» **THE TASK**
Copy the records below exactly, leaving out any pictures.
[Opening RECORDS SHOWN section]
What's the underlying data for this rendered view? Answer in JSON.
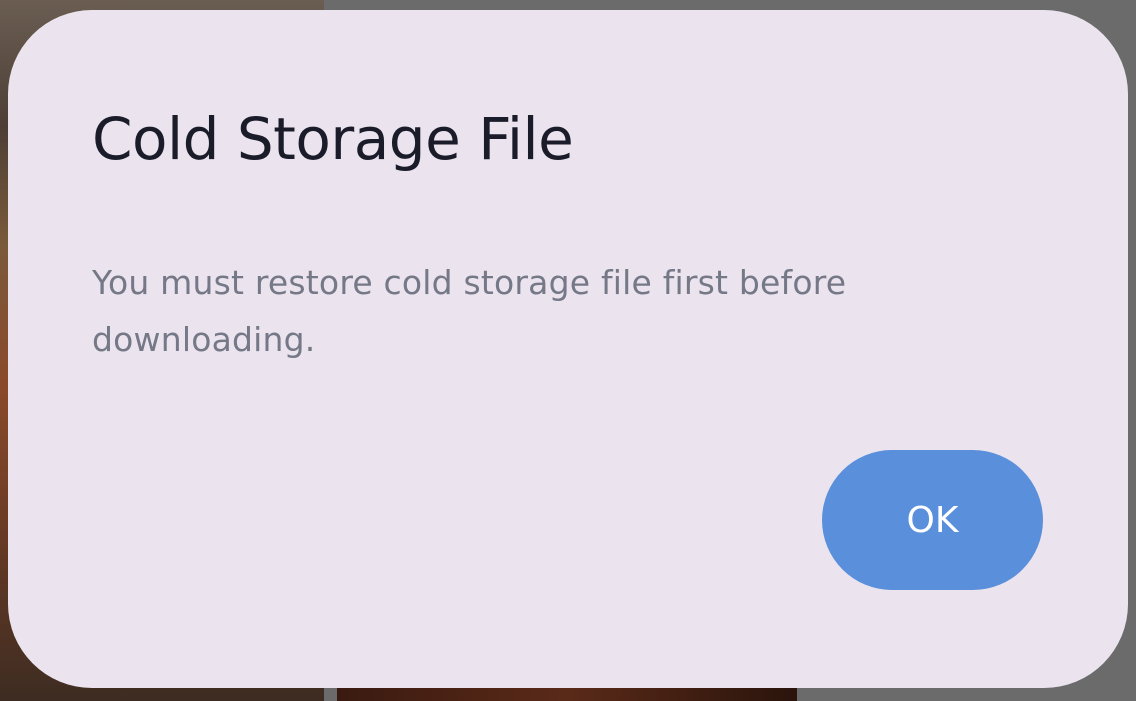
{
  "dialog": {
    "title": "Cold Storage File",
    "message": "You must restore cold storage file first before downloading.",
    "ok_label": "OK"
  },
  "colors": {
    "dialog_background": "#ebe4ee",
    "title_text": "#1b1c2a",
    "message_text": "#757886",
    "button_background": "#5a8fdc",
    "button_text": "#ffffff"
  }
}
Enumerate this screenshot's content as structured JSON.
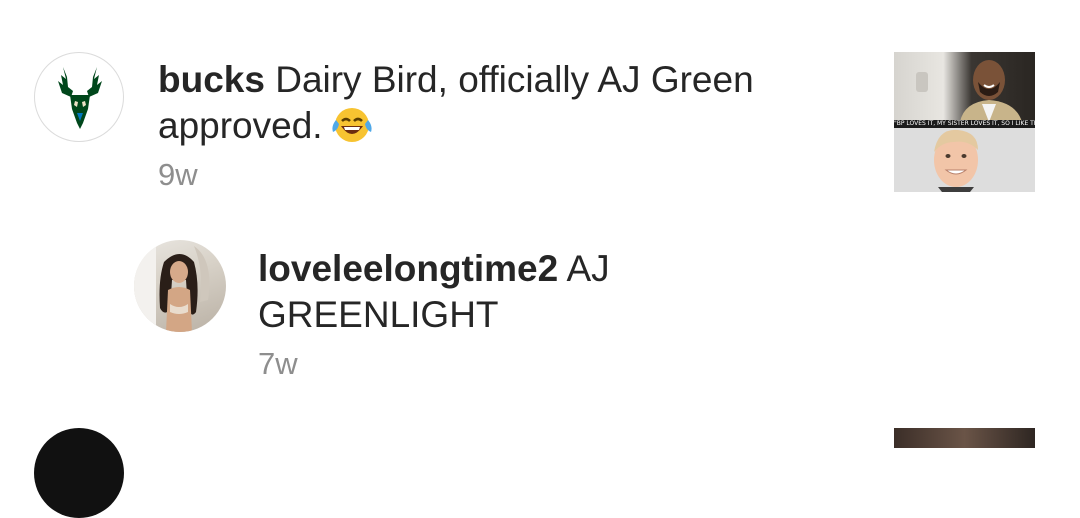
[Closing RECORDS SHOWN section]
» **ANSWER**
What's the underlying data for this rendered view? Answer in JSON.
{
  "dialog": {
    "title": "Cold Storage File",
    "message": "You must restore cold storage file first before downloading.",
    "ok_label": "OK"
  },
  "colors": {
    "dialog_background": "#ebe4ee",
    "title_text": "#1b1c2a",
    "message_text": "#757886",
    "button_background": "#5a8fdc",
    "button_text": "#ffffff"
  }
}
Enumerate this screenshot's content as structured JSON.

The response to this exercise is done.